Each record below should be written out again exactly as given.

------ RECORD EXCERPTS ------

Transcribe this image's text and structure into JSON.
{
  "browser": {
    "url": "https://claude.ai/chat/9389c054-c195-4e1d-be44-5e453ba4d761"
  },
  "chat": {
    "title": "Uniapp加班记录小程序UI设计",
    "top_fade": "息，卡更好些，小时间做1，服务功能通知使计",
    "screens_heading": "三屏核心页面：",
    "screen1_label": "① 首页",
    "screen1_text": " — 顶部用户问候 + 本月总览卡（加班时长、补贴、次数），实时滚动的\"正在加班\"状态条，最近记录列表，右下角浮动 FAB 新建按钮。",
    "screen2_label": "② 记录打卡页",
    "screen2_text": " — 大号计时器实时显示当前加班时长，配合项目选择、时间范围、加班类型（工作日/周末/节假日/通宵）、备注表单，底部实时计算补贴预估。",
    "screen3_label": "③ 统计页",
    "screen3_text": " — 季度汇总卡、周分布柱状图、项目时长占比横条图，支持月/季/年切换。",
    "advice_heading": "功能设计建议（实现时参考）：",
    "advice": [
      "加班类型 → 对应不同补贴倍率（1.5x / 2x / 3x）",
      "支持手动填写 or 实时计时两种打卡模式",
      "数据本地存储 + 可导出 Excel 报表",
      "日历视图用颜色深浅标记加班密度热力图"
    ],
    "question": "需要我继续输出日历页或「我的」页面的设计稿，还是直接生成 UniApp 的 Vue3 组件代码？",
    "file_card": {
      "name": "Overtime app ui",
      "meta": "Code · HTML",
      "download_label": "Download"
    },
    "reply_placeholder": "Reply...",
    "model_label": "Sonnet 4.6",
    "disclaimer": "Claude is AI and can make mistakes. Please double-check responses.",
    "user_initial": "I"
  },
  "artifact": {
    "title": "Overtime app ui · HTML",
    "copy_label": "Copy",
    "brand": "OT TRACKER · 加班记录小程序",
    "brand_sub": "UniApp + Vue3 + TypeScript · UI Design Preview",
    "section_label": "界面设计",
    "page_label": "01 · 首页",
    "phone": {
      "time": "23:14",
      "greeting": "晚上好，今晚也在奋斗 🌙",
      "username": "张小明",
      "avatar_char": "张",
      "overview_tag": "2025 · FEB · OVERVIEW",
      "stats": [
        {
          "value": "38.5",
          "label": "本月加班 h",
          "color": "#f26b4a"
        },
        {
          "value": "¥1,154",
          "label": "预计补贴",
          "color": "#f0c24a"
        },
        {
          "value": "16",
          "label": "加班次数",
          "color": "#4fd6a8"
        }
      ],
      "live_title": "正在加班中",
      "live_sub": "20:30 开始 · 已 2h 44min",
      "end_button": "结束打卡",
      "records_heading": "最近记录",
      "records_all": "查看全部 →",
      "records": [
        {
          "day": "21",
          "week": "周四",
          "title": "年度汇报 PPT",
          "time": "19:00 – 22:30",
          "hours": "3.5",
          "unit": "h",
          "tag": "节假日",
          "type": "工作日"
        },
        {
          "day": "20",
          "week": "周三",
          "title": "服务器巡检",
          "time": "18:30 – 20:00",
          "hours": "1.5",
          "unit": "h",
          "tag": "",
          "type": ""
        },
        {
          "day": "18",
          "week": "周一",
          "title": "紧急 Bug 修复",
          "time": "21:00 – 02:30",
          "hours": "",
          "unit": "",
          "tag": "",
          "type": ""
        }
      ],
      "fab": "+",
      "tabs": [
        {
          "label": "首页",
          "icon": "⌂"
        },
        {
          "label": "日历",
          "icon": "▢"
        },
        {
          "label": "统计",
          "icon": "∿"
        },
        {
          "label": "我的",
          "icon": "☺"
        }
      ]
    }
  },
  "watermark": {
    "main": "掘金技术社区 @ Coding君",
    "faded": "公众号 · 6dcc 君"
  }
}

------

▸ **TASK RESPONSE**
Transcribe this image's text and structure into JSON.
{
  "browser": {
    "url": "https://claude.ai/chat/9389c054-c195-4e1d-be44-5e453ba4d761"
  },
  "chat": {
    "title": "Uniapp加班记录小程序UI设计",
    "top_fade": "息，卡更好些，小时间做1，服务功能通知使计",
    "screens_heading": "三屏核心页面：",
    "screen1_label": "① 首页",
    "screen1_text": " — 顶部用户问候 + 本月总览卡（加班时长、补贴、次数），实时滚动的\"正在加班\"状态条，最近记录列表，右下角浮动 FAB 新建按钮。",
    "screen2_label": "② 记录打卡页",
    "screen2_text": " — 大号计时器实时显示当前加班时长，配合项目选择、时间范围、加班类型（工作日/周末/节假日/通宵）、备注表单，底部实时计算补贴预估。",
    "screen3_label": "③ 统计页",
    "screen3_text": " — 季度汇总卡、周分布柱状图、项目时长占比横条图，支持月/季/年切换。",
    "advice_heading": "功能设计建议（实现时参考）：",
    "advice": [
      "加班类型 → 对应不同补贴倍率（1.5x / 2x / 3x）",
      "支持手动填写 or 实时计时两种打卡模式",
      "数据本地存储 + 可导出 Excel 报表",
      "日历视图用颜色深浅标记加班密度热力图"
    ],
    "question": "需要我继续输出日历页或「我的」页面的设计稿，还是直接生成 UniApp 的 Vue3 组件代码？",
    "file_card": {
      "name": "Overtime app ui",
      "meta": "Code · HTML",
      "download_label": "Download"
    },
    "reply_placeholder": "Reply...",
    "model_label": "Sonnet 4.6",
    "disclaimer": "Claude is AI and can make mistakes. Please double-check responses.",
    "user_initial": "I"
  },
  "artifact": {
    "title": "Overtime app ui · HTML",
    "copy_label": "Copy",
    "brand": "OT TRACKER · 加班记录小程序",
    "brand_sub": "UniApp + Vue3 + TypeScript · UI Design Preview",
    "section_label": "界面设计",
    "page_label": "01 · 首页",
    "phone": {
      "time": "23:14",
      "greeting": "晚上好，今晚也在奋斗 🌙",
      "username": "张小明",
      "avatar_char": "张",
      "overview_tag": "2025 · FEB · OVERVIEW",
      "stats": [
        {
          "value": "38.5",
          "label": "本月加班 h",
          "color": "#f26b4a"
        },
        {
          "value": "¥1,154",
          "label": "预计补贴",
          "color": "#f0c24a"
        },
        {
          "value": "16",
          "label": "加班次数",
          "color": "#4fd6a8"
        }
      ],
      "live_title": "正在加班中",
      "live_sub": "20:30 开始 · 已 2h 44min",
      "end_button": "结束打卡",
      "records_heading": "最近记录",
      "records_all": "查看全部 →",
      "records": [
        {
          "day": "21",
          "week": "周四",
          "title": "年度汇报 PPT",
          "time": "19:00 – 22:30",
          "hours": "3.5",
          "unit": "h",
          "tag": "节假日",
          "type": "工作日"
        },
        {
          "day": "20",
          "week": "周三",
          "title": "服务器巡检",
          "time": "18:30 – 20:00",
          "hours": "1.5",
          "unit": "h",
          "tag": "",
          "type": ""
        },
        {
          "day": "18",
          "week": "周一",
          "title": "紧急 Bug 修复",
          "time": "21:00 – 02:30",
          "hours": "",
          "unit": "",
          "tag": "",
          "type": ""
        }
      ],
      "fab": "+",
      "tabs": [
        {
          "label": "首页",
          "icon": "⌂"
        },
        {
          "label": "日历",
          "icon": "▢"
        },
        {
          "label": "统计",
          "icon": "∿"
        },
        {
          "label": "我的",
          "icon": "☺"
        }
      ]
    }
  },
  "watermark": {
    "main": "掘金技术社区 @ Coding君",
    "faded": "公众号 · 6dcc 君"
  }
}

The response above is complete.